Below are some entries; write out each one of them exactly.

Start of INPUT DATA

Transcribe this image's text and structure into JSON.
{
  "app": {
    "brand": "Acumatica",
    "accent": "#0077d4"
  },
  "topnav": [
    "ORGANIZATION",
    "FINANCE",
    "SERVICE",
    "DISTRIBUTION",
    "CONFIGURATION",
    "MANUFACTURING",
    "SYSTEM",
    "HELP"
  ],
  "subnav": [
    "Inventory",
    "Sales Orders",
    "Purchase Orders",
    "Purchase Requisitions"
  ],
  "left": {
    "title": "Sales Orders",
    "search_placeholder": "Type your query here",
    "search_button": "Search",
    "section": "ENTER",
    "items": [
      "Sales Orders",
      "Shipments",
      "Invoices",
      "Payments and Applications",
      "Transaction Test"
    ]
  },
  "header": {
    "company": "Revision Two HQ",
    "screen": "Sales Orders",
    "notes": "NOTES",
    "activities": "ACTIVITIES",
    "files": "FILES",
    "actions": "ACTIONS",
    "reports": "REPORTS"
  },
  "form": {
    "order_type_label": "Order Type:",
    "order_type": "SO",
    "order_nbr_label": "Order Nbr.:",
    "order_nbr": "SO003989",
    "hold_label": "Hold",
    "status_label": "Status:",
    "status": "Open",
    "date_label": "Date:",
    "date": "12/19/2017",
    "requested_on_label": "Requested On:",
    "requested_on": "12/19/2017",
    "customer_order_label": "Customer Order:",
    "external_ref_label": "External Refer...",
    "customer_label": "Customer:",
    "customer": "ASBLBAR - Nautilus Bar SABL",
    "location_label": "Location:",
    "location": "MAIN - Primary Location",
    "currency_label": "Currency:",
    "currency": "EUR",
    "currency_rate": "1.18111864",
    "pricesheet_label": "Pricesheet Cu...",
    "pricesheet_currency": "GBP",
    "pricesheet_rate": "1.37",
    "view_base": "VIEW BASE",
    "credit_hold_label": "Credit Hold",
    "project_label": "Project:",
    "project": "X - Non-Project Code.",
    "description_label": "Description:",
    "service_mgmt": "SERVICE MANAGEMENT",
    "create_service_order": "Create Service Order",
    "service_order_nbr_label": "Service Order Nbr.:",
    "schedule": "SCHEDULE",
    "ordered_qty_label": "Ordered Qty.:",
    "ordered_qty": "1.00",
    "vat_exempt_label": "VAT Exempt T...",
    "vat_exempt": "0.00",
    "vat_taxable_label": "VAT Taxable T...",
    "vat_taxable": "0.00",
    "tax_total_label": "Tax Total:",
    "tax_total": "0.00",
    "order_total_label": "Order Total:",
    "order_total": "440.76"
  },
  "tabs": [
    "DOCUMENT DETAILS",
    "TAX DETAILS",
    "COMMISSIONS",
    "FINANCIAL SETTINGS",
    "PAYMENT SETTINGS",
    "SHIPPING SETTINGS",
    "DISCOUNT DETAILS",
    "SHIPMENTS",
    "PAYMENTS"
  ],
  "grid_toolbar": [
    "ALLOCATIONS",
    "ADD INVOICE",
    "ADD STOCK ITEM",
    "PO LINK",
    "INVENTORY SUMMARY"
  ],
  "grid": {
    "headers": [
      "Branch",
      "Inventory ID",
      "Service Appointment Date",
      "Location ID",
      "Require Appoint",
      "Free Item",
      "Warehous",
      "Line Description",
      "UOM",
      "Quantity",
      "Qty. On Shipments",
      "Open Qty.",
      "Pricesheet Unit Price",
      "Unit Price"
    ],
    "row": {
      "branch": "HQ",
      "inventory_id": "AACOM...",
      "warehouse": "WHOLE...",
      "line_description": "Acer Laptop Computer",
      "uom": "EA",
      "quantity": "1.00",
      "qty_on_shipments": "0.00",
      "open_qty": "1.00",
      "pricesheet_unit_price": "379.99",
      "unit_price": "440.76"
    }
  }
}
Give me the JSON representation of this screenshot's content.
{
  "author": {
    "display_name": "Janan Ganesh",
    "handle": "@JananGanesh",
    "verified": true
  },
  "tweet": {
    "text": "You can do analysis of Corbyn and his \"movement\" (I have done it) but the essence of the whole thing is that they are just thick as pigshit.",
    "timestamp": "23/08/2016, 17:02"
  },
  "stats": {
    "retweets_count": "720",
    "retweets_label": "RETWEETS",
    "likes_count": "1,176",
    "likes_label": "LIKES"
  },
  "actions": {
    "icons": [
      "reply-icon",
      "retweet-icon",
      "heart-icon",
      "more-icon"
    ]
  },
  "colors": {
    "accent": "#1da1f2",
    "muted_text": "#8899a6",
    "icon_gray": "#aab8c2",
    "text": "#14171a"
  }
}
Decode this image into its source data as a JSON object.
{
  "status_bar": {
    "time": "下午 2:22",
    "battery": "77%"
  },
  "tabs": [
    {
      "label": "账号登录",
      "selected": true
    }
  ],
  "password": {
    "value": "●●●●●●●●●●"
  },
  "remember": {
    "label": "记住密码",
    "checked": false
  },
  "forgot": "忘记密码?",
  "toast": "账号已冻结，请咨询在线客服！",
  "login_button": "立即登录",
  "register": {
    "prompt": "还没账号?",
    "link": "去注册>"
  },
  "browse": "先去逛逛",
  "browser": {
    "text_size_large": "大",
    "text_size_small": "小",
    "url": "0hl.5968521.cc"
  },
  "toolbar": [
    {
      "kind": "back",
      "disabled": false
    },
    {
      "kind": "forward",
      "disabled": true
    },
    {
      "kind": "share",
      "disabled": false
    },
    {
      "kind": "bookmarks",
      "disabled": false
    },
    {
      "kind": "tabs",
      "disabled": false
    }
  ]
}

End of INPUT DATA

■ **RESULT OF THE TASK**
Transcribe this image's text and structure into JSON.
{
  "app": {
    "brand": "Acumatica",
    "accent": "#0077d4"
  },
  "topnav": [
    "ORGANIZATION",
    "FINANCE",
    "SERVICE",
    "DISTRIBUTION",
    "CONFIGURATION",
    "MANUFACTURING",
    "SYSTEM",
    "HELP"
  ],
  "subnav": [
    "Inventory",
    "Sales Orders",
    "Purchase Orders",
    "Purchase Requisitions"
  ],
  "left": {
    "title": "Sales Orders",
    "search_placeholder": "Type your query here",
    "search_button": "Search",
    "section": "ENTER",
    "items": [
      "Sales Orders",
      "Shipments",
      "Invoices",
      "Payments and Applications",
      "Transaction Test"
    ]
  },
  "header": {
    "company": "Revision Two HQ",
    "screen": "Sales Orders",
    "notes": "NOTES",
    "activities": "ACTIVITIES",
    "files": "FILES",
    "actions": "ACTIONS",
    "reports": "REPORTS"
  },
  "form": {
    "order_type_label": "Order Type:",
    "order_type": "SO",
    "order_nbr_label": "Order Nbr.:",
    "order_nbr": "SO003989",
    "hold_label": "Hold",
    "status_label": "Status:",
    "status": "Open",
    "date_label": "Date:",
    "date": "12/19/2017",
    "requested_on_label": "Requested On:",
    "requested_on": "12/19/2017",
    "customer_order_label": "Customer Order:",
    "external_ref_label": "External Refer...",
    "customer_label": "Customer:",
    "customer": "ASBLBAR - Nautilus Bar SABL",
    "location_label": "Location:",
    "location": "MAIN - Primary Location",
    "currency_label": "Currency:",
    "currency": "EUR",
    "currency_rate": "1.18111864",
    "pricesheet_label": "Pricesheet Cu...",
    "pricesheet_currency": "GBP",
    "pricesheet_rate": "1.37",
    "view_base": "VIEW BASE",
    "credit_hold_label": "Credit Hold",
    "project_label": "Project:",
    "project": "X - Non-Project Code.",
    "description_label": "Description:",
    "service_mgmt": "SERVICE MANAGEMENT",
    "create_service_order": "Create Service Order",
    "service_order_nbr_label": "Service Order Nbr.:",
    "schedule": "SCHEDULE",
    "ordered_qty_label": "Ordered Qty.:",
    "ordered_qty": "1.00",
    "vat_exempt_label": "VAT Exempt T...",
    "vat_exempt": "0.00",
    "vat_taxable_label": "VAT Taxable T...",
    "vat_taxable": "0.00",
    "tax_total_label": "Tax Total:",
    "tax_total": "0.00",
    "order_total_label": "Order Total:",
    "order_total": "440.76"
  },
  "tabs": [
    "DOCUMENT DETAILS",
    "TAX DETAILS",
    "COMMISSIONS",
    "FINANCIAL SETTINGS",
    "PAYMENT SETTINGS",
    "SHIPPING SETTINGS",
    "DISCOUNT DETAILS",
    "SHIPMENTS",
    "PAYMENTS"
  ],
  "grid_toolbar": [
    "ALLOCATIONS",
    "ADD INVOICE",
    "ADD STOCK ITEM",
    "PO LINK",
    "INVENTORY SUMMARY"
  ],
  "grid": {
    "headers": [
      "Branch",
      "Inventory ID",
      "Service Appointment Date",
      "Location ID",
      "Require Appoint",
      "Free Item",
      "Warehous",
      "Line Description",
      "UOM",
      "Quantity",
      "Qty. On Shipments",
      "Open Qty.",
      "Pricesheet Unit Price",
      "Unit Price"
    ],
    "row": {
      "branch": "HQ",
      "inventory_id": "AACOM...",
      "warehouse": "WHOLE...",
      "line_description": "Acer Laptop Computer",
      "uom": "EA",
      "quantity": "1.00",
      "qty_on_shipments": "0.00",
      "open_qty": "1.00",
      "pricesheet_unit_price": "379.99",
      "unit_price": "440.76"
    }
  }
}
Give me the JSON representation of this screenshot's content.
{
  "author": {
    "display_name": "Janan Ganesh",
    "handle": "@JananGanesh",
    "verified": true
  },
  "tweet": {
    "text": "You can do analysis of Corbyn and his \"movement\" (I have done it) but the essence of the whole thing is that they are just thick as pigshit.",
    "timestamp": "23/08/2016, 17:02"
  },
  "stats": {
    "retweets_count": "720",
    "retweets_label": "RETWEETS",
    "likes_count": "1,176",
    "likes_label": "LIKES"
  },
  "actions": {
    "icons": [
      "reply-icon",
      "retweet-icon",
      "heart-icon",
      "more-icon"
    ]
  },
  "colors": {
    "accent": "#1da1f2",
    "muted_text": "#8899a6",
    "icon_gray": "#aab8c2",
    "text": "#14171a"
  }
}
Decode this image into its source data as a JSON object.
{
  "status_bar": {
    "time": "下午 2:22",
    "battery": "77%"
  },
  "tabs": [
    {
      "label": "账号登录",
      "selected": true
    }
  ],
  "password": {
    "value": "●●●●●●●●●●"
  },
  "remember": {
    "label": "记住密码",
    "checked": false
  },
  "forgot": "忘记密码?",
  "toast": "账号已冻结，请咨询在线客服！",
  "login_button": "立即登录",
  "register": {
    "prompt": "还没账号?",
    "link": "去注册>"
  },
  "browse": "先去逛逛",
  "browser": {
    "text_size_large": "大",
    "text_size_small": "小",
    "url": "0hl.5968521.cc"
  },
  "toolbar": [
    {
      "kind": "back",
      "disabled": false
    },
    {
      "kind": "forward",
      "disabled": true
    },
    {
      "kind": "share",
      "disabled": false
    },
    {
      "kind": "bookmarks",
      "disabled": false
    },
    {
      "kind": "tabs",
      "disabled": false
    }
  ]
}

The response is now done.